Local people have traditionally believed that these pressure ridges were formed by the gods crossing the lake. The gods are supposed to walk across the lake, travelling between the various Shinto shrines. Shinto is the indigenous spirituality of Japan. In Shinto, lots of things have a spiritual essence: humans, animals, mountains, rivers, lightning, wind, waves, trees and rocks. Suwa Taisha, or Suwa Grand Shrine, is one of the oldest shrines in Japan.
Onbashira and Other Festivals on Lake Suwa

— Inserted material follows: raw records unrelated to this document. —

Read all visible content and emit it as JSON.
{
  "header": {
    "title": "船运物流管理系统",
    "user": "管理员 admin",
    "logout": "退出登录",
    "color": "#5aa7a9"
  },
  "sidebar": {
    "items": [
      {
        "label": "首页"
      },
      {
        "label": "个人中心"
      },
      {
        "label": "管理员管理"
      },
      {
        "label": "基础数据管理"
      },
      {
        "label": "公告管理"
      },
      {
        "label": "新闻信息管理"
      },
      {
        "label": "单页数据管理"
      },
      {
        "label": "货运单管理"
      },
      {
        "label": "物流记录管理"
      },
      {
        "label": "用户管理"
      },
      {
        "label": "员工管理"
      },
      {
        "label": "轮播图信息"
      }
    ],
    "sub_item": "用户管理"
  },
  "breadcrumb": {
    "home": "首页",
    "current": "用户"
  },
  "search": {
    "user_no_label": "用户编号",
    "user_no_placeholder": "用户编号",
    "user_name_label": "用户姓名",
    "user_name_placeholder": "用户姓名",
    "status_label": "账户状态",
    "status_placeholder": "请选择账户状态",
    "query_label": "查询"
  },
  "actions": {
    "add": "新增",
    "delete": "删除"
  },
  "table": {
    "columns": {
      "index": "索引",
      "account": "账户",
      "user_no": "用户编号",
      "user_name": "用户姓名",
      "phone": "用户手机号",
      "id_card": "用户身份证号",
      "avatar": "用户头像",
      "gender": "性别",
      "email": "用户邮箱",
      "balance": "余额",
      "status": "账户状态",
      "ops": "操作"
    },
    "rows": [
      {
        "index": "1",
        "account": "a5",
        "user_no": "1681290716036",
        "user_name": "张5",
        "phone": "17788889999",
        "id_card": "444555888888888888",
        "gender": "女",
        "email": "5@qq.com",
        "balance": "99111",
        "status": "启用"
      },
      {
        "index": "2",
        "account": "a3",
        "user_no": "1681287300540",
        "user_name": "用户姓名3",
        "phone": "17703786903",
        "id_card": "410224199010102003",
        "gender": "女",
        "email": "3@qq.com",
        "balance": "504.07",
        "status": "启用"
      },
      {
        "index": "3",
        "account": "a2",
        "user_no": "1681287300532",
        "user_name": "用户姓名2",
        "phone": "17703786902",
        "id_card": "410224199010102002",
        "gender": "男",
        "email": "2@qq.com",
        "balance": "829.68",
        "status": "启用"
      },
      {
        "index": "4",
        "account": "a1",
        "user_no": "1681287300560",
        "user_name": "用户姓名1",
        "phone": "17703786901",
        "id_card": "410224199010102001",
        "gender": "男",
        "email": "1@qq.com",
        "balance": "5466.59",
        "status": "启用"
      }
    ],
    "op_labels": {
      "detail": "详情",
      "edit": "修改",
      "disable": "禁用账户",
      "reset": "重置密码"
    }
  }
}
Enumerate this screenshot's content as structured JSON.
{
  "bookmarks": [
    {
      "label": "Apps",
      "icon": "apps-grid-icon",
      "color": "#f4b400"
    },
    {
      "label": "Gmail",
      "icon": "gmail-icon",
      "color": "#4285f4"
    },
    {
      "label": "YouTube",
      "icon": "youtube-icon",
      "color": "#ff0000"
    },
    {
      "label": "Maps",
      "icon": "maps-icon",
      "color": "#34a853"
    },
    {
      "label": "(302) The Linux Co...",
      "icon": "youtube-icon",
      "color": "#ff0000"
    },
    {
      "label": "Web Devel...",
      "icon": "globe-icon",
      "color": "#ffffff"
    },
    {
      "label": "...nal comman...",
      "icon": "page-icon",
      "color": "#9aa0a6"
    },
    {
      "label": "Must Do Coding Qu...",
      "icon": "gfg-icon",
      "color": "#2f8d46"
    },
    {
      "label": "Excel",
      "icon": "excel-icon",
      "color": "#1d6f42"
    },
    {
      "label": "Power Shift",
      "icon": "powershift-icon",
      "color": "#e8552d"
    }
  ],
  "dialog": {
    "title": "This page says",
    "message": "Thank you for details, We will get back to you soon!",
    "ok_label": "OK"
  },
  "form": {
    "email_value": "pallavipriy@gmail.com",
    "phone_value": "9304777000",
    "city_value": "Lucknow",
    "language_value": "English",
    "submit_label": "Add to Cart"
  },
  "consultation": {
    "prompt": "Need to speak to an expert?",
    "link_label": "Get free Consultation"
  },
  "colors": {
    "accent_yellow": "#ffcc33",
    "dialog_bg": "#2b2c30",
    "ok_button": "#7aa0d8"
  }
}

Onbashira is a festival which is held every six years (in the years of the Tiger and the Monkey) on the banks of Lake Suwa. The festival is supposed to have continued uninterrupted for 1200 years. The purpose of the festival is so that the shrine at Suwa can be symbolically renewed. There are two parts to the festival. In the first part, Yamadashi, Huge trees are cut down in a ceremony. They are then decorated in red and white regalia. Teams of men then drag the logs down the mountain side, pulling them with ropes. To demonstrate their bravery, many local young men ride on the logs as they hurtle down the slopes. This can obviously be quite dangerous. Injuries and sometimes deaths do occur. The next part of the festival, Satobiki, involves the logs being paraded through town and taken up to the shrine. The logs are raised and the shrine gets renewed spiritually. The whole event attracts huge crowds.
Lake Suwa Fireworks Festival, held in mid-August every year, is as one of the largest displays in all of Japan. More than 40,000 fireworks are let off over the lake. The festival began after the second world war to lighten the spirits of the people. The display now attracts crowds from all around the area.
Okaya Taiko Matsuri is another summer festival. During the event, floats of drums and dancers parade through the city of Okaya. As darkness falls, the crowds head towards an outdoor stage, where the rhythmical fun continues. The Kiyari singers and Taiko groups then perform one after another. The climax of the whole festival involves a mass drumming session with around 300 drummers all performing together.